All that data was, until now, never used for this particular purpose, and John Stellan is still only guessing at what long-term use might come out of feeding the data into the artificially intelligent machines.
“We’re hoping to see patterns. But it’s difficult to imagine what is possible with AI. Much in the same way that it was difficult to imagine an iPad before it was launched. We only know that we’d like to keep our staff for a bit longer, so it makes good sense for us to use tools that might help us.”
Working in customer services can be tough – unhappy customers on the line combined with a demand for high quality and efficiency in the service can be cumbersome for many. Therefore the reasons for leaving are complex and rarely the same across employees.
AI can mitigate the downside of being big(ger)
In smaller firms, it tends to be easier to spot if a member of staff is not thriving. But in larger companies that use shift works and variable meeting times, there are fewer opportunities to spot unhappiness over casual small talk. In this situation, more systematic use of data might help point to staff members who have suddenly changed their behaviour, which might be a sign that they are about to leave.
For this reason, Jysk Telemarketing has joined up with the Aalborg-based company Ambolt, which specialises in artificial intelligence, to build a solution that can spot unhappy staff based on behavioural data alone.
“We are already aware of the need to have measures to reduce our churn. These might be social initiatives, a chat, and perhaps better training to help that person thrive better. But we are hoping to use data and AI to get better results,” John Stellan says.

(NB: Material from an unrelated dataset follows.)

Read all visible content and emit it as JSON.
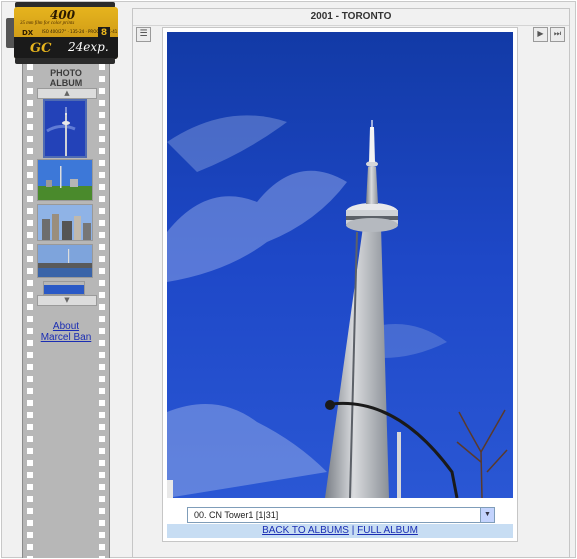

At the moment a typical duration of employment at Jysk Telemarketing is 11 months, or about the amount of time that many young Danes take a gap year between secondary school and university – or between graduate and postgraduate studies. The aim is primarily to avoid durations that are much shorter than this – but long-term it is possible that the company will aim higher, such as 18 to 24 months.
“AI can’t solve all our problems. Of course, we know that telemarketing might not be all that sexy at a time when some people like putting a fancy job title on their social media. So, we’re trying to talk about the work in different ways, because the job involves helping customers deal with a problem. And that really could mean something to staff in terms of changing their frame of mind,” John Stellan says.
Initially, Jysk Telemarketing and Ambolt are only looking at data that is logged when a staff member uses the technical systems. Data is typically based on several factors such as length of time speaking to customers, efficiency, transferring calls to other departments and breaks.